“People always ask, how are you able to do all these things?” she tells me. “You do it because you can, because you care, and you just make it so much easier for someone else. I’m where I’m at because someone, somewhere, made it easy for me to develop, to create art – they opened the door. At some point, whether inconsequential or consequential, whether I can see it or not, someone made a difference. Someone made a decision that I was deserving of this space and time to not have to work at a retail store, so I could work in my studio and make art. That is crucially important.”

Reinventing portraiture

Over the years, Thomas has built a practice that has deeply challenged and reinvented the way we think about portraiture, especially in photography. Quoting Carrie Mae Weems, she is doing “What it takes to turn a whole visual narrative, an art history, upside down rather than simply inserting the Black body in it”. In her large-scale tableaux she has created, or rather recreated a space for existence, an ever-changing setting in which her sitters, muses or subjects are celebrated and adorned, reinvented and recognised, empowered and rediscovered. As she eloquently explains her practice, I am reminded of Mark Sealy’s thinking of jazz as “disruptive, unanchored space” in which unlearning and reprocessing can happen, at the same time healing and revolutionising.

“I think that does relate to me”, she replies. “And I think not only jazz, but hip-hop and avant-garde. That’s where I feel like collage comes out of. It comes out of the juxtaposition, the intersection, the zigzag, and creation within disruption, making sense of many things that are happening simultaneously. Just like our world. Whether or not we respond or acknowledge the disparity of others that we see when we walk through the world, we see them.
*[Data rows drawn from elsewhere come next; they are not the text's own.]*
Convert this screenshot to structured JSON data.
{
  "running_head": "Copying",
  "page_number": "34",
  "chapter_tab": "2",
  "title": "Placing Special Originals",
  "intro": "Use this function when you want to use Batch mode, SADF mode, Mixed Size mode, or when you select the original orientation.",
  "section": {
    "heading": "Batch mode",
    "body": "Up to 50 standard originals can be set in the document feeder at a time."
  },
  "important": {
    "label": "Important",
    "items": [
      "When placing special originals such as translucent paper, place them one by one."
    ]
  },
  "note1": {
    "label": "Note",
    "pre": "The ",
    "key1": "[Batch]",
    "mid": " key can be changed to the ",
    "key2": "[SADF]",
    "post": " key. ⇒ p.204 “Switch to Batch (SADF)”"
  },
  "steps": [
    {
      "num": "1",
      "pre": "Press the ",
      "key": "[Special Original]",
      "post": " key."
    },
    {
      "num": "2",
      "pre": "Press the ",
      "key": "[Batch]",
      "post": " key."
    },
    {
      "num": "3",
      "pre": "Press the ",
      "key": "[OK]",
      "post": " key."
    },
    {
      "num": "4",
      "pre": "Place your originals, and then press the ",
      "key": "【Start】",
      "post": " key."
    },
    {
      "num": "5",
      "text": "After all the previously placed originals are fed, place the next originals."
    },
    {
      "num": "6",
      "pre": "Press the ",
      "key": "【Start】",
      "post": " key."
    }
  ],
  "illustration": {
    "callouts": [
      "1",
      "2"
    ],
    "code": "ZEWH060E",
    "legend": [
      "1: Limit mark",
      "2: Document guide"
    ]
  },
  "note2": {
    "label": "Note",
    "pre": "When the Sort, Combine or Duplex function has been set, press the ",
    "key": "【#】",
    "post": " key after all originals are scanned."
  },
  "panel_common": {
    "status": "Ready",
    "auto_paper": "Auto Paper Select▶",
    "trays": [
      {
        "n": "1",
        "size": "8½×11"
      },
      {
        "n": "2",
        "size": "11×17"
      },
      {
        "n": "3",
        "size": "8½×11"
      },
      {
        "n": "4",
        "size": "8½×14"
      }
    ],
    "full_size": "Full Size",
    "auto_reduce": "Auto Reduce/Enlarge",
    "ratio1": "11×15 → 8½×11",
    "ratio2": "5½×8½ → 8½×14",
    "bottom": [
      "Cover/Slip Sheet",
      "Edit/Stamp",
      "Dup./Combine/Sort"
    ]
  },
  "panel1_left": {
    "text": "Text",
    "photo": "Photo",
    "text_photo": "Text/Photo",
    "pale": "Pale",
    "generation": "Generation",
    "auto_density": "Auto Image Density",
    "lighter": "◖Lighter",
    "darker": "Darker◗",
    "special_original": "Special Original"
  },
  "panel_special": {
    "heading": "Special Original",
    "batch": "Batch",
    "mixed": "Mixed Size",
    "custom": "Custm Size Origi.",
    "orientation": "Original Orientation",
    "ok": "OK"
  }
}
And so we become aware of it. James Baldwin said it very poignantly, that we are everyone, whether we acknowledge that or not. The people that we see in the world, we too are them. We are a reflection of each other.”

Mickalene Thomas: All About Love is on show at The Broad, Los Angeles (25 May – 29 September); The Barnes Foundation, Philadelphia (20 October 2024 – 12 January 2025); and The Hayward Gallery, London (11 February – 05 May, 2025)